What is being asked
Look for the word "المهارات" in the entries below, then copy every line that has it.

[Extracted records]
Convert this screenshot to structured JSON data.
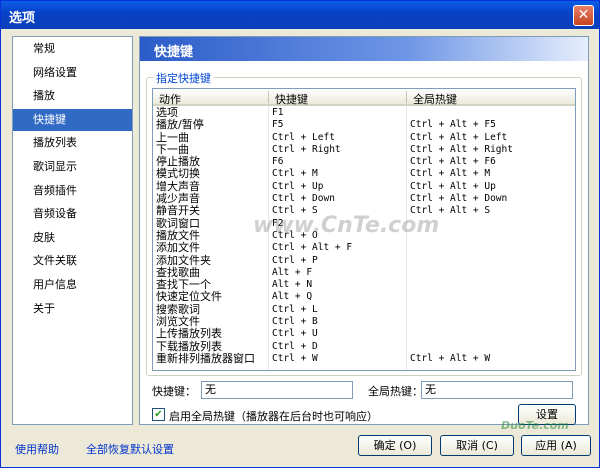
{
  "window": {
    "title": "选项",
    "close_glyph": "✕"
  },
  "sidebar": {
    "items": [
      {
        "label": "常规"
      },
      {
        "label": "网络设置"
      },
      {
        "label": "播放"
      },
      {
        "label": "快捷键",
        "active": true
      },
      {
        "label": "播放列表"
      },
      {
        "label": "歌词显示"
      },
      {
        "label": "音频插件"
      },
      {
        "label": "音频设备"
      },
      {
        "label": "皮肤"
      },
      {
        "label": "文件关联"
      },
      {
        "label": "用户信息"
      },
      {
        "label": "关于"
      }
    ]
  },
  "panel": {
    "title": "快捷键",
    "group_title": "指定快捷键",
    "columns": [
      "动作",
      "快捷键",
      "全局热键"
    ],
    "rows": [
      [
        "选项",
        "F1",
        ""
      ],
      [
        "播放/暂停",
        "F5",
        "Ctrl + Alt + F5"
      ],
      [
        "上一曲",
        "Ctrl + Left",
        "Ctrl + Alt + Left"
      ],
      [
        "下一曲",
        "Ctrl + Right",
        "Ctrl + Alt + Right"
      ],
      [
        "停止播放",
        "F6",
        "Ctrl + Alt + F6"
      ],
      [
        "模式切换",
        "Ctrl + M",
        "Ctrl + Alt + M"
      ],
      [
        "增大声音",
        "Ctrl + Up",
        "Ctrl + Alt + Up"
      ],
      [
        "减少声音",
        "Ctrl + Down",
        "Ctrl + Alt + Down"
      ],
      [
        "静音开关",
        "Ctrl + S",
        "Ctrl + Alt + S"
      ],
      [
        "歌词窗口",
        "F2",
        ""
      ],
      [
        "播放文件",
        "Ctrl + O",
        ""
      ],
      [
        "添加文件",
        "Ctrl + Alt + F",
        ""
      ],
      [
        "添加文件夹",
        "Ctrl + P",
        ""
      ],
      [
        "查找歌曲",
        "Alt + F",
        ""
      ],
      [
        "查找下一个",
        "Alt + N",
        ""
      ],
      [
        "快速定位文件",
        "Alt + Q",
        ""
      ],
      [
        "搜索歌词",
        "Ctrl + L",
        ""
      ],
      [
        "浏览文件",
        "Ctrl + B",
        ""
      ],
      [
        "上传播放列表",
        "Ctrl + U",
        ""
      ],
      [
        "下载播放列表",
        "Ctrl + D",
        ""
      ],
      [
        "重新排列播放器窗口",
        "Ctrl + W",
        "Ctrl + Alt + W"
      ]
    ],
    "shortcut_label": "快捷键：",
    "shortcut_value": "无",
    "hotkey_label": "全局热键：",
    "hotkey_value": "无",
    "enable_hotkey_label": "启用全局热键（播放器在后台时也可响应）",
    "enable_hotkey_checked": true,
    "settings_button": "设置"
  },
  "footer": {
    "help_link": "使用帮助",
    "restore_link": "全部恢复默认设置",
    "ok_button": "确定 (O)",
    "cancel_button": "取消 (C)",
    "apply_button": "应用 (A)"
  },
  "watermarks": {
    "center": "www.CnTe.com",
    "corner": "DuoTe.com"
  }
}
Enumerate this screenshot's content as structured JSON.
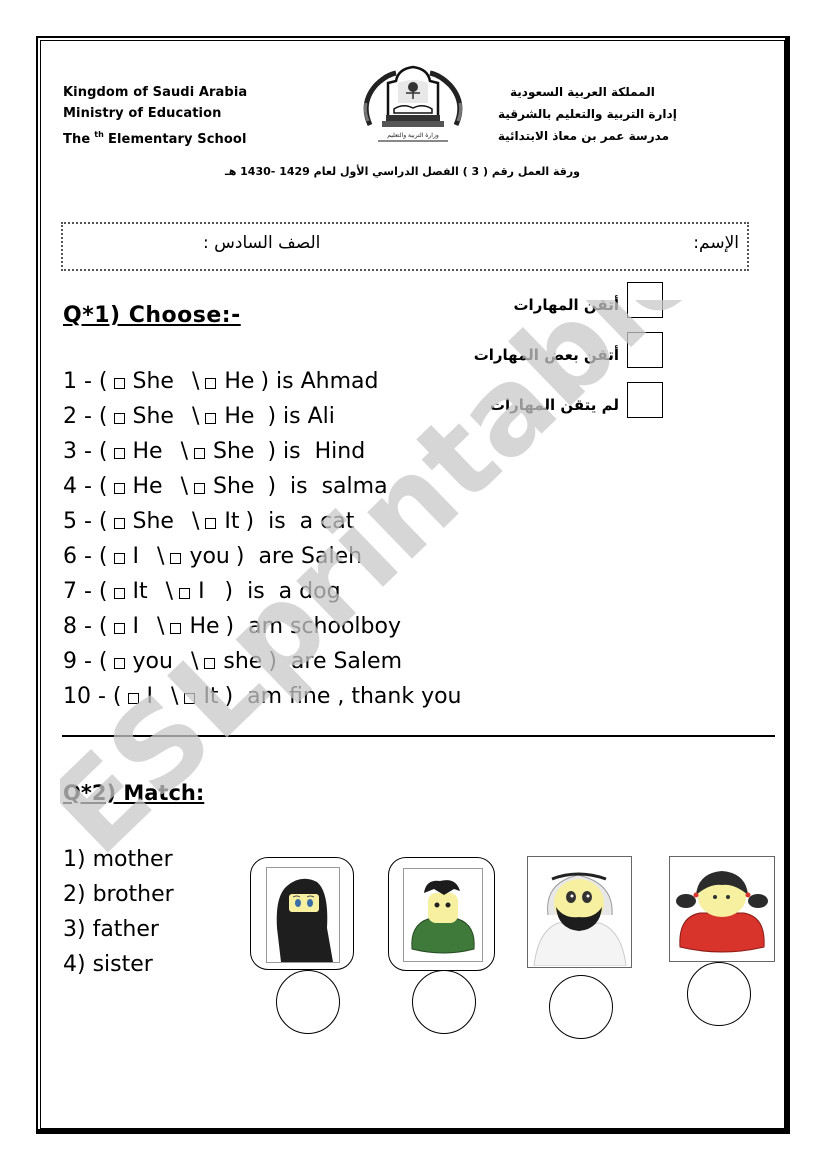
{
  "header": {
    "left_lines": [
      "Kingdom of Saudi Arabia",
      "Ministry of Education",
      "The",
      "th",
      "Elementary School"
    ],
    "right_lines": [
      "المملكة العربية السعودية",
      "إدارة التربية والتعليم بالشرقية",
      "مدرسة عمر بن معاذ  الابتدائية"
    ],
    "logo_icon": "ministry-of-education-logo",
    "worksheet_line": "ورقة العمل رقم ( 3 ) الفصل الدراسي الأول لعام  1429 -1430 هـ"
  },
  "student_box": {
    "name_label": "الإسم:",
    "class_label": "الصف السادس :"
  },
  "skills": [
    {
      "label": "أتقن المهارات"
    },
    {
      "label": "أتقن بعض المهارات"
    },
    {
      "label": "لم يتقن المهارات"
    }
  ],
  "q1": {
    "title": "Q*1)  Choose:-",
    "items": [
      {
        "num": "1 - (",
        "opt1": "She",
        "sep": "\\",
        "opt2": "He",
        "close": ") is Ahmad"
      },
      {
        "num": "2 - (",
        "opt1": "She",
        "sep": "\\",
        "opt2": "He",
        "close": " ) is Ali"
      },
      {
        "num": "3 - (",
        "opt1": "He",
        "sep": "\\",
        "opt2": "She",
        "close": " ) is  Hind"
      },
      {
        "num": "4 - (",
        "opt1": "He",
        "sep": "\\",
        "opt2": "She",
        "close": " )  is  salma"
      },
      {
        "num": "5 - (",
        "opt1": "She",
        "sep": "\\",
        "opt2": "It",
        "close": ")  is  a cat"
      },
      {
        "num": "6 - (",
        "opt1": "I",
        "sep": "\\",
        "opt2": "you",
        "close": ")  are Saleh"
      },
      {
        "num": "7 - (",
        "opt1": "It",
        "sep": "\\",
        "opt2": "I",
        "close": "  )  is  a dog"
      },
      {
        "num": "8 - (",
        "opt1": "I",
        "sep": "\\",
        "opt2": "He",
        "close": ")  am schoolboy"
      },
      {
        "num": "9 - (",
        "opt1": "you",
        "sep": "\\",
        "opt2": "she",
        "close": ")  are Salem"
      },
      {
        "num": "10 - (",
        "opt1": "I",
        "sep": "\\",
        "opt2": "It",
        "close": ")  am fine , thank you"
      }
    ]
  },
  "q2": {
    "title": "Q*2) Match:",
    "words": [
      "1) mother",
      "2) brother",
      "3) father",
      "4) sister"
    ],
    "pictures": [
      {
        "icon": "veiled-woman-picture",
        "depicts": "mother"
      },
      {
        "icon": "boy-green-sweater-picture",
        "depicts": "brother"
      },
      {
        "icon": "man-ghutra-beard-picture",
        "depicts": "father"
      },
      {
        "icon": "girl-pigtails-red-picture",
        "depicts": "sister"
      }
    ]
  },
  "watermark": "ESLprintables.com",
  "colors": {
    "text": "#000000",
    "watermark": "#c8c8c8",
    "sweater_green": "#3f7a3a",
    "dress_red": "#d9342b",
    "skin": "#f6f0a0"
  }
}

Answer area
      "label": "أتقن المهارات"
      "label": "أتقن بعض المهارات"
      "label": "لم يتقن المهارات"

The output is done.